**Prompt:**
Copy down the listing below exactly. Do not include pictures.

**Raw data:**

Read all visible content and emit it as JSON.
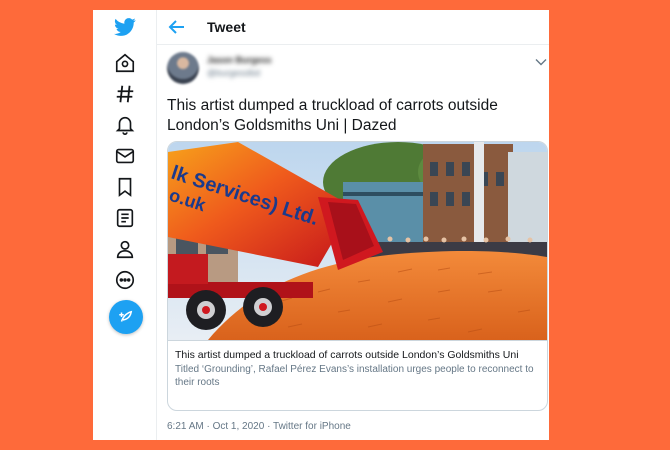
{
  "header": {
    "title": "Tweet"
  },
  "author": {
    "name": "Jason Burgess",
    "handle": "@burgesslbd"
  },
  "tweet": {
    "text_line1": "This artist dumped a truckload of carrots outside",
    "text_line2": "London’s Goldsmiths Uni | Dazed"
  },
  "card": {
    "title": "This artist dumped a truckload of carrots outside London’s Goldsmiths Uni",
    "description": "Titled ‘Grounding’, Rafael Pérez Evans’s installation urges people to reconnect to their roots",
    "truck_text_line1": "lk Services) Ltd.",
    "truck_text_line2": "o.uk"
  },
  "meta": {
    "time": "6:21 AM",
    "sep1": " · ",
    "date": "Oct 1, 2020",
    "sep2": " · ",
    "source": "Twitter for iPhone"
  },
  "colors": {
    "background": "#fe6a3a",
    "accent": "#1da1f2",
    "text": "#14171a",
    "muted": "#657786",
    "border": "#ccd6dd"
  },
  "icons": [
    "twitter-logo-icon",
    "home-icon",
    "hashtag-icon",
    "bell-icon",
    "mail-icon",
    "bookmark-icon",
    "list-icon",
    "profile-icon",
    "more-icon",
    "compose-icon",
    "back-arrow-icon",
    "chevron-down-icon"
  ]
}
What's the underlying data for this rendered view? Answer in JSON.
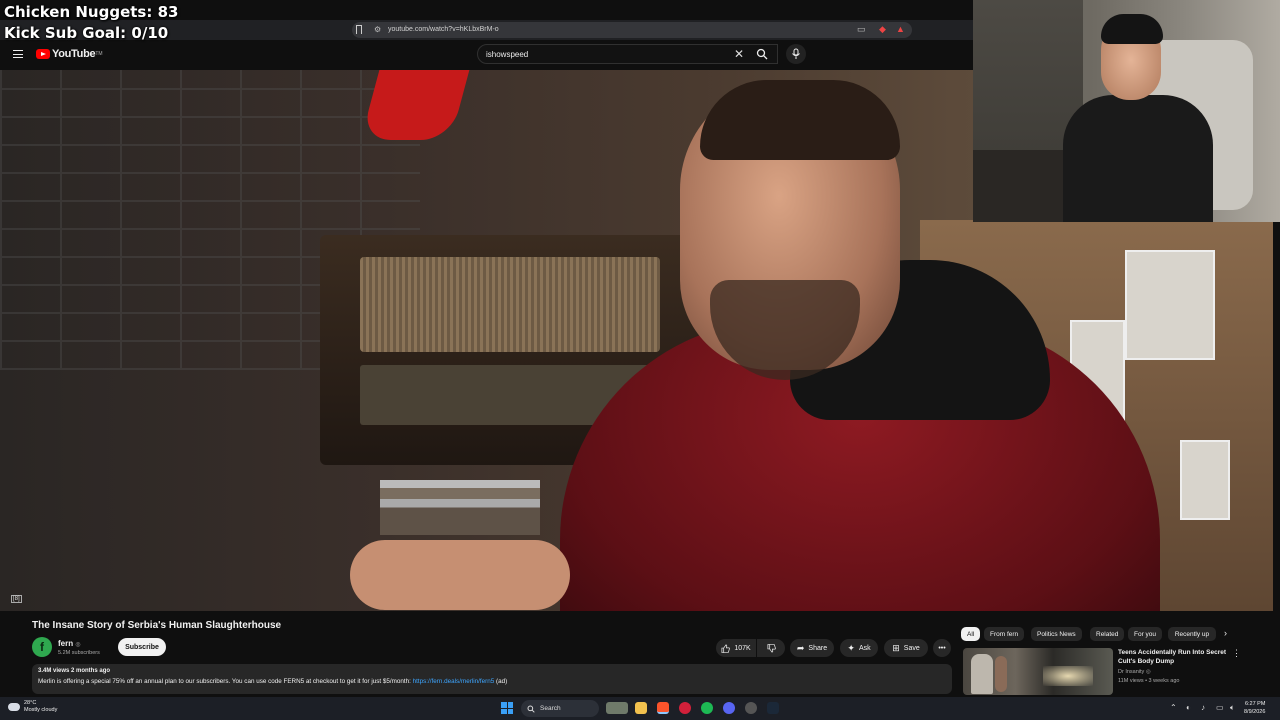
{
  "overlay": {
    "line1": "Chicken Nuggets: 83",
    "line2": "Kick Sub Goal: 0/10"
  },
  "browser": {
    "url": "youtube.com/watch?v=hKLbxBrM-o"
  },
  "youtube": {
    "logo_text": "YouTube",
    "logo_tm": "TM",
    "search_value": "ishowspeed"
  },
  "video": {
    "cc_badge": "[8]"
  },
  "details": {
    "title": "The Insane Story of Serbia's Human Slaughterhouse",
    "channel_initial": "f",
    "channel_name": "fern",
    "channel_verified": "◎",
    "subscribers": "5.2M subscribers",
    "subscribe_label": "Subscribe",
    "likes": "107K",
    "share_label": "Share",
    "ask_label": "Ask",
    "save_label": "Save",
    "views_date": "3.4M views  2 months ago",
    "description_text": "Merlin is offering a special 75% off an annual plan to our subscribers. You can use code FERN5 at checkout to get it for just $5/month: ",
    "description_link": "https://fern.deals/merlin/fern5",
    "description_suffix": " (ad)"
  },
  "chips": [
    "All",
    "From fern",
    "Politics News",
    "Related",
    "For you",
    "Recently up"
  ],
  "recommendation": {
    "title": "Teens Accidentally Run Into Secret Cult's Body Dump",
    "channel": "Dr Insanity ◎",
    "meta": "11M views • 3 weeks ago"
  },
  "taskbar": {
    "weather_temp": "28°C",
    "weather_desc": "Mostly cloudy",
    "search_label": "Search",
    "time": "6:27 PM",
    "date": "8/9/2026"
  },
  "colors": {
    "accent_red": "#ff0000",
    "link_blue": "#3ea6ff",
    "channel_green": "#2fa84f",
    "windows_blue": "#3a9ff5"
  }
}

**Solved exercise:**
Read all visible content and emit it as JSON.
{
  "header": {
    "title": "Tweet"
  },
  "author": {
    "name": "Jason Burgess",
    "handle": "@burgesslbd"
  },
  "tweet": {
    "text_line1": "This artist dumped a truckload of carrots outside",
    "text_line2": "London’s Goldsmiths Uni | Dazed"
  },
  "card": {
    "title": "This artist dumped a truckload of carrots outside London’s Goldsmiths Uni",
    "description": "Titled ‘Grounding’, Rafael Pérez Evans’s installation urges people to reconnect to their roots",
    "truck_text_line1": "lk Services) Ltd.",
    "truck_text_line2": "o.uk"
  },
  "meta": {
    "time": "6:21 AM",
    "sep1": " · ",
    "date": "Oct 1, 2020",
    "sep2": " · ",
    "source": "Twitter for iPhone"
  },
  "colors": {
    "background": "#fe6a3a",
    "accent": "#1da1f2",
    "text": "#14171a",
    "muted": "#657786",
    "border": "#ccd6dd"
  },
  "icons": [
    "twitter-logo-icon",
    "home-icon",
    "hashtag-icon",
    "bell-icon",
    "mail-icon",
    "bookmark-icon",
    "list-icon",
    "profile-icon",
    "more-icon",
    "compose-icon",
    "back-arrow-icon",
    "chevron-down-icon"
  ]
}
What's the underlying data for this rendered view? Answer in JSON.
{
  "overlay": {
    "line1": "Chicken Nuggets: 83",
    "line2": "Kick Sub Goal: 0/10"
  },
  "browser": {
    "url": "youtube.com/watch?v=hKLbxBrM-o"
  },
  "youtube": {
    "logo_text": "YouTube",
    "logo_tm": "TM",
    "search_value": "ishowspeed"
  },
  "video": {
    "cc_badge": "[8]"
  },
  "details": {
    "title": "The Insane Story of Serbia's Human Slaughterhouse",
    "channel_initial": "f",
    "channel_name": "fern",
    "channel_verified": "◎",
    "subscribers": "5.2M subscribers",
    "subscribe_label": "Subscribe",
    "likes": "107K",
    "share_label": "Share",
    "ask_label": "Ask",
    "save_label": "Save",
    "views_date": "3.4M views  2 months ago",
    "description_text": "Merlin is offering a special 75% off an annual plan to our subscribers. You can use code FERN5 at checkout to get it for just $5/month: ",
    "description_link": "https://fern.deals/merlin/fern5",
    "description_suffix": " (ad)"
  },
  "chips": [
    "All",
    "From fern",
    "Politics News",
    "Related",
    "For you",
    "Recently up"
  ],
  "recommendation": {
    "title": "Teens Accidentally Run Into Secret Cult's Body Dump",
    "channel": "Dr Insanity ◎",
    "meta": "11M views • 3 weeks ago"
  },
  "taskbar": {
    "weather_temp": "28°C",
    "weather_desc": "Mostly cloudy",
    "search_label": "Search",
    "time": "6:27 PM",
    "date": "8/9/2026"
  },
  "colors": {
    "accent_red": "#ff0000",
    "link_blue": "#3ea6ff",
    "channel_green": "#2fa84f",
    "windows_blue": "#3a9ff5"
  }
}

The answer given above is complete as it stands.